For example, if you sustained $100,000 in losses and medical bills in an accident and you were found to be 30 percent at fault, then you would be eligible to recover $70,000 in damages.
How Can an Injury Attorney Help With the Assignment of Fault?
It’s important to understand that the decision about each driver’s share of fault in a multi-vehicle accident is a subjective decision. Whatever the percentage, it’s a number negotiated between the adjusters involved.
It’s an important number because the determination of comparative fault influences how much money an insurance company is willing to pay to settle a claim.
An experienced personal injury attorney at Joye Law can investigate your car accident and present information to the insurance adjusters to show the other driver’s actions primarily caused the crash. Our goal is to minimize any fault on your part. This underscores the importance of working with an experienced car accident injury lawyer who has handled many settlement negotiations. Our attorneys at Joye Law are successful in resolving most personal injury cases out of court.
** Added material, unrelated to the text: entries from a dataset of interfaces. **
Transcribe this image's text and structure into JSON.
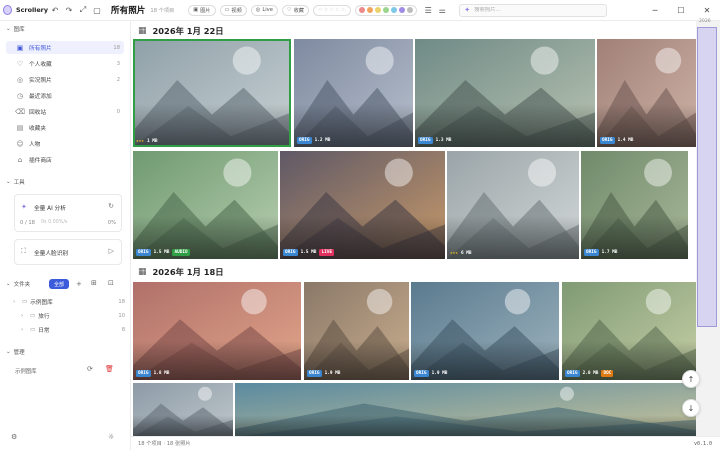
{
  "app": {
    "name": "Scrollery",
    "title": "所有照片",
    "item_count": "18 个项目"
  },
  "toolbar": {
    "chips": [
      "图片",
      "视频",
      "Live",
      "收藏"
    ],
    "palette": [
      "#ee8a8a",
      "#f0a35e",
      "#ead36a",
      "#9bd48e",
      "#7ec9e8",
      "#a08be6",
      "#bcbcbc"
    ],
    "search_placeholder": "搜索照片..."
  },
  "sidebar": {
    "library_label": "图库",
    "items": [
      {
        "label": "所有照片",
        "count": "18",
        "icon": "image-icon"
      },
      {
        "label": "个人收藏",
        "count": "3",
        "icon": "heart-icon"
      },
      {
        "label": "实况照片",
        "count": "2",
        "icon": "live-icon"
      },
      {
        "label": "最近添加",
        "count": "",
        "icon": "clock-icon"
      },
      {
        "label": "回收站",
        "count": "0",
        "icon": "trash-icon"
      },
      {
        "label": "收藏夹",
        "count": "",
        "icon": "bookmark-icon"
      },
      {
        "label": "人物",
        "count": "",
        "icon": "person-icon"
      },
      {
        "label": "插件商店",
        "count": "",
        "icon": "store-icon"
      }
    ],
    "tools_label": "工具",
    "ai_title": "全量 AI 分析",
    "ai_progress_text": "0 / 18",
    "ai_progress_sub": "0s  0.00%/s",
    "ai_percent": "0%",
    "face_title": "全量人脸识别",
    "folders_label": "文件夹",
    "all_button": "全部",
    "folders": [
      {
        "name": "示例图库",
        "count": "18"
      },
      {
        "name": "旅行",
        "count": "10"
      },
      {
        "name": "日常",
        "count": "8"
      }
    ],
    "manage_label": "管理",
    "manage_item": "示例图库"
  },
  "groups": [
    {
      "date": "2026年 1月 22日"
    },
    {
      "date": "2026年 1月 18日"
    }
  ],
  "photos": [
    {
      "badges": [
        {
          "t": "stars",
          "v": "★★★"
        },
        {
          "t": "size",
          "v": "1 MB"
        }
      ]
    },
    {
      "badges": [
        {
          "t": "orig",
          "v": "ORIG"
        },
        {
          "t": "size",
          "v": "1.2 MB"
        }
      ]
    },
    {
      "badges": [
        {
          "t": "orig",
          "v": "ORIG"
        },
        {
          "t": "size",
          "v": "1.3 MB"
        }
      ]
    },
    {
      "badges": [
        {
          "t": "orig",
          "v": "ORIG"
        },
        {
          "t": "size",
          "v": "1.4 MB"
        }
      ]
    },
    {
      "badges": [
        {
          "t": "orig",
          "v": "ORIG"
        },
        {
          "t": "size",
          "v": "1.5 MB"
        },
        {
          "t": "audio",
          "v": "AUDIO"
        }
      ]
    },
    {
      "badges": [
        {
          "t": "orig",
          "v": "ORIG"
        },
        {
          "t": "size",
          "v": "1.5 MB"
        },
        {
          "t": "live",
          "v": "LIVE"
        }
      ]
    },
    {
      "badges": [
        {
          "t": "stars",
          "v": "★★★"
        },
        {
          "t": "size",
          "v": "6 MB"
        }
      ]
    },
    {
      "badges": [
        {
          "t": "orig",
          "v": "ORIG"
        },
        {
          "t": "size",
          "v": "1.7 MB"
        }
      ]
    },
    {
      "badges": [
        {
          "t": "orig",
          "v": "ORIG"
        },
        {
          "t": "size",
          "v": "1.8 MB"
        }
      ]
    },
    {
      "badges": [
        {
          "t": "orig",
          "v": "ORIG"
        },
        {
          "t": "size",
          "v": "1.9 MB"
        }
      ]
    },
    {
      "badges": [
        {
          "t": "orig",
          "v": "ORIG"
        },
        {
          "t": "size",
          "v": "1.9 MB"
        }
      ]
    },
    {
      "badges": [
        {
          "t": "orig",
          "v": "ORIG"
        },
        {
          "t": "size",
          "v": "2.0 MB"
        },
        {
          "t": "doc",
          "v": "DOC"
        }
      ]
    },
    {
      "badges": []
    },
    {
      "badges": []
    }
  ],
  "scroll_label": "2026",
  "status": {
    "text": "18 个项目 · 18 张照片",
    "version": "v0.1.0"
  }
}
But if the insurance company’s settlement offer is too low, then you will need to file a car accident lawsuit and ask a court to order the insurance company to pay for all of your losses related to the accident. Negotiations to settle an injury claim may continue after a lawsuit has been filed and during preparations for trial. Some insurers don’t get serious about settling a case until it is ready for trial.
If your injury case goes to trial, then a South Carolina jury will evaluate the facts of the accident and decide what share of fault each driver has in an accident. The jury will assign fault. If a jury awards $100,000 in damages in an accident but decides that the injured party was 40 percent responsible for the accident, then the amount awarded would be reduced to $60,000.
What is an FR-10 Form?
The FR-10 Insurance Verification Form is a green form that the police officer who responds to your car accident will give you to be filled out by your insurance company. The form verifies that you have proper liability insurance, as required by South Carolina financial responsibility laws.
South Carolina laws require drivers or owners of cars involved in accidents to report the accident and submit the FR-10 Form to the South Carolina Department of Motor Vehicles within 15 days of the accident, regardless of who was at fault in the accident.
Contact a South Carolina Injury Attorney
If you have sustained serious injuries in a car accident in Charleston, Columbia, Myrtle Beach or anywhere in South Carolina, let our experienced and compassionate injury attorneys guide you through the claims process. We will investigate the accident and negotiate with the insurers on your behalf, allowing you to focus on your recovery.
Our goal is to help you rebuild your life and move forward after a serious injury. Call us at (888) 324-3100 or fill out an online contact form to speak with a car accident injury lawyer in Charleston, Columbia, Clinton or Myrtle Beach today.